[Dataset records]
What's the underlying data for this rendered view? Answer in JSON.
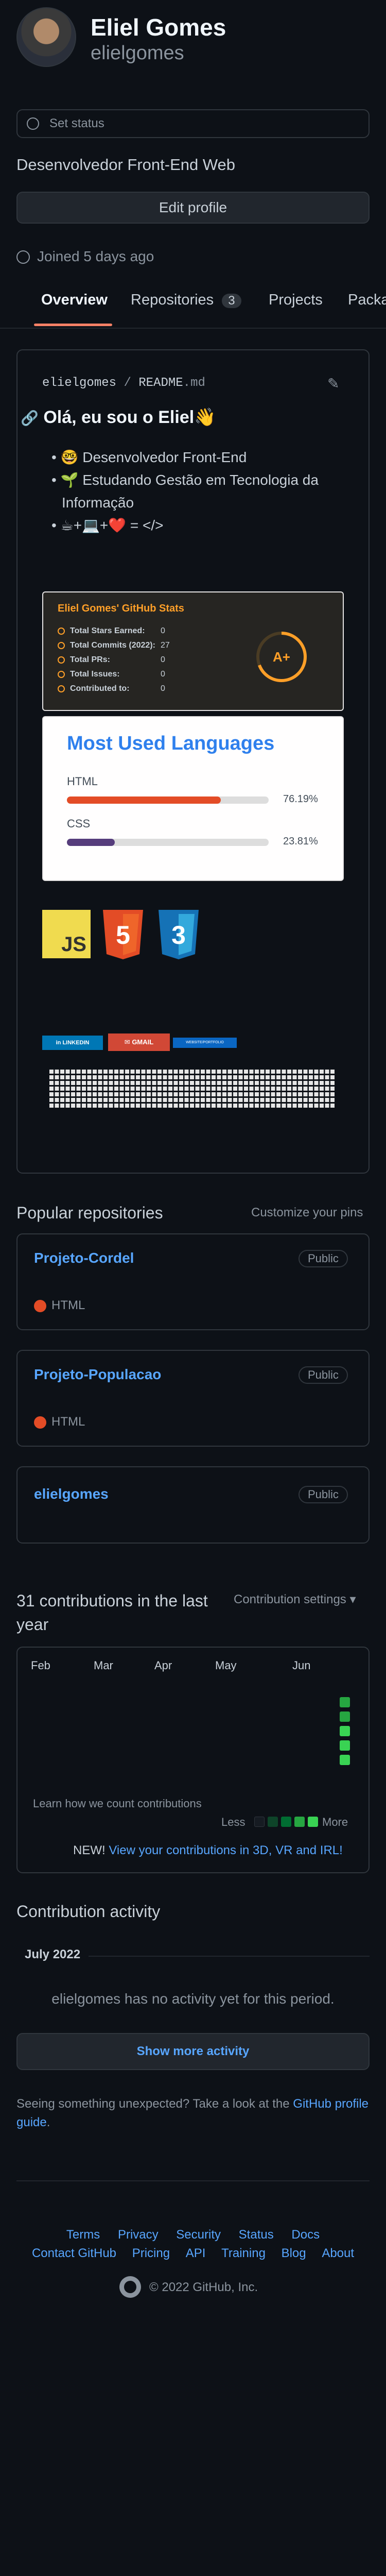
{
  "profile": {
    "name": "Eliel Gomes",
    "username": "elielgomes",
    "set_status": "Set status",
    "bio": "Desenvolvedor Front-End Web",
    "edit_profile": "Edit profile",
    "joined": "Joined 5 days ago"
  },
  "tabs": {
    "overview": "Overview",
    "repositories": "Repositories",
    "repositories_count": "3",
    "projects": "Projects",
    "packages": "Packa"
  },
  "readme": {
    "owner": "elielgomes",
    "separator": "/",
    "file": "README",
    "ext": ".md",
    "heading": "Olá, eu sou o Eliel",
    "heading_emoji": "👋",
    "items": [
      {
        "emoji": "🤓",
        "text": "Desenvolvedor Front-End"
      },
      {
        "emoji": "🌱",
        "text": "Estudando Gestão em Tecnologia da Informação"
      },
      {
        "emoji": "☕+💻+❤️",
        "text": "= </>"
      }
    ],
    "stats": {
      "title": "Eliel Gomes' GitHub Stats",
      "rows": [
        {
          "label": "Total Stars Earned:",
          "value": "0"
        },
        {
          "label": "Total Commits (2022):",
          "value": "27"
        },
        {
          "label": "Total PRs:",
          "value": "0"
        },
        {
          "label": "Total Issues:",
          "value": "0"
        },
        {
          "label": "Contributed to:",
          "value": "0"
        }
      ],
      "rank": "A+",
      "title_color": "#fe9f28"
    },
    "languages": {
      "title": "Most Used Languages",
      "items": [
        {
          "name": "HTML",
          "percent": "76.19%",
          "fraction": 0.7619,
          "color": "#e34c26"
        },
        {
          "name": "CSS",
          "percent": "23.81%",
          "fraction": 0.2381,
          "color": "#563d7c"
        }
      ]
    },
    "tech_icons": [
      "JS",
      "5",
      "3"
    ],
    "badges": {
      "linkedin": "LINKEDIN",
      "gmail": "GMAIL",
      "third": "WEBSITE/PORTFOLIO"
    }
  },
  "pinned": {
    "title": "Popular repositories",
    "customize": "Customize your pins",
    "repos": [
      {
        "name": "Projeto-Cordel",
        "visibility": "Public",
        "language": "HTML"
      },
      {
        "name": "Projeto-Populacao",
        "visibility": "Public",
        "language": "HTML"
      },
      {
        "name": "elielgomes",
        "visibility": "Public",
        "language": ""
      }
    ]
  },
  "contributions": {
    "title": "31 contributions in the last year",
    "settings": "Contribution settings",
    "months": [
      "Feb",
      "Mar",
      "Apr",
      "May",
      "Jun"
    ],
    "learn": "Learn how we count contributions",
    "less": "Less",
    "more": "More",
    "new_label": "NEW!",
    "new_link": "View your contributions in 3D, VR and IRL!"
  },
  "activity": {
    "title": "Contribution activity",
    "month": "July 2022",
    "empty": "elielgomes has no activity yet for this period.",
    "show_more": "Show more activity",
    "unexpected": "Seeing something unexpected? Take a look at the",
    "guide_link": "GitHub profile guide",
    "period": "."
  },
  "footer": {
    "row1": [
      "Terms",
      "Privacy",
      "Security",
      "Status",
      "Docs"
    ],
    "row2": [
      "Contact GitHub",
      "Pricing",
      "API",
      "Training",
      "Blog",
      "About"
    ],
    "copyright": "© 2022 GitHub, Inc."
  }
}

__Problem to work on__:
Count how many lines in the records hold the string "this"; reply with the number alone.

__Written answer__:
2